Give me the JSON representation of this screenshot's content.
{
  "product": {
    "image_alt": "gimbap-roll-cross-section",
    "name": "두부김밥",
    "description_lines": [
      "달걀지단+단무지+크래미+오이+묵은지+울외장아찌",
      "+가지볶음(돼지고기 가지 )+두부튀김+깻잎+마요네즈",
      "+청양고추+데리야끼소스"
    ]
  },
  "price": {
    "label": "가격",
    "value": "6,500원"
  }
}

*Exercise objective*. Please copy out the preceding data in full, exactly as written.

*Answer box*.
Give me the JSON representation of this screenshot's content.
{
  "product": {
    "image_alt": "gimbap-roll-cross-section",
    "name": "두부김밥",
    "description_lines": [
      "달걀지단+단무지+크래미+오이+묵은지+울외장아찌",
      "+가지볶음(돼지고기 가지 )+두부튀김+깻잎+마요네즈",
      "+청양고추+데리야끼소스"
    ]
  },
  "price": {
    "label": "가격",
    "value": "6,500원"
  }
}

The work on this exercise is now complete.